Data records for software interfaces
☆ ☆ ☆ ☆ ☆

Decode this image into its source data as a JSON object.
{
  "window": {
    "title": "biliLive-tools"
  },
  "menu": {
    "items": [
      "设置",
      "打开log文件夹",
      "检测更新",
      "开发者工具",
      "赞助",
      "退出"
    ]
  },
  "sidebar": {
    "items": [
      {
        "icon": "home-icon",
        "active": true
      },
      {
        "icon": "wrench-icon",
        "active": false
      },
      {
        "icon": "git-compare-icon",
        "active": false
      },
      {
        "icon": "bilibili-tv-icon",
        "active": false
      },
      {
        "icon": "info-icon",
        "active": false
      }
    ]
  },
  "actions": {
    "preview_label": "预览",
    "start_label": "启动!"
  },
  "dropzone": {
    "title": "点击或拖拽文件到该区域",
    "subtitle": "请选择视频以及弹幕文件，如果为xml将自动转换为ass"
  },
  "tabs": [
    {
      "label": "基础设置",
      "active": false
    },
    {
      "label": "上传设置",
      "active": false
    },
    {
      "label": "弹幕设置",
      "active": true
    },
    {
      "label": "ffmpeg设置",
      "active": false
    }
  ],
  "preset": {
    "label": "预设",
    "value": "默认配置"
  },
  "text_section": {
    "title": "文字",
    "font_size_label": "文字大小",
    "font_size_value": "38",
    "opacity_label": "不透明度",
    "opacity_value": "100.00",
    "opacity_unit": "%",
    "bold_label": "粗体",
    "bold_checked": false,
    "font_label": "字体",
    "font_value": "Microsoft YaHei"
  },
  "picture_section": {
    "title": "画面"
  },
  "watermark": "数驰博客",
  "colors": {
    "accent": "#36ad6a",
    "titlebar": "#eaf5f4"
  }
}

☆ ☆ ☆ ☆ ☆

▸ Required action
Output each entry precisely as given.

▸ Response below
Decode this image into its source data as a JSON object.
{
  "window": {
    "title": "biliLive-tools"
  },
  "menu": {
    "items": [
      "设置",
      "打开log文件夹",
      "检测更新",
      "开发者工具",
      "赞助",
      "退出"
    ]
  },
  "sidebar": {
    "items": [
      {
        "icon": "home-icon",
        "active": true
      },
      {
        "icon": "wrench-icon",
        "active": false
      },
      {
        "icon": "git-compare-icon",
        "active": false
      },
      {
        "icon": "bilibili-tv-icon",
        "active": false
      },
      {
        "icon": "info-icon",
        "active": false
      }
    ]
  },
  "actions": {
    "preview_label": "预览",
    "start_label": "启动!"
  },
  "dropzone": {
    "title": "点击或拖拽文件到该区域",
    "subtitle": "请选择视频以及弹幕文件，如果为xml将自动转换为ass"
  },
  "tabs": [
    {
      "label": "基础设置",
      "active": false
    },
    {
      "label": "上传设置",
      "active": false
    },
    {
      "label": "弹幕设置",
      "active": true
    },
    {
      "label": "ffmpeg设置",
      "active": false
    }
  ],
  "preset": {
    "label": "预设",
    "value": "默认配置"
  },
  "text_section": {
    "title": "文字",
    "font_size_label": "文字大小",
    "font_size_value": "38",
    "opacity_label": "不透明度",
    "opacity_value": "100.00",
    "opacity_unit": "%",
    "bold_label": "粗体",
    "bold_checked": false,
    "font_label": "字体",
    "font_value": "Microsoft YaHei"
  },
  "picture_section": {
    "title": "画面"
  },
  "watermark": "数驰博客",
  "colors": {
    "accent": "#36ad6a",
    "titlebar": "#eaf5f4"
  }
}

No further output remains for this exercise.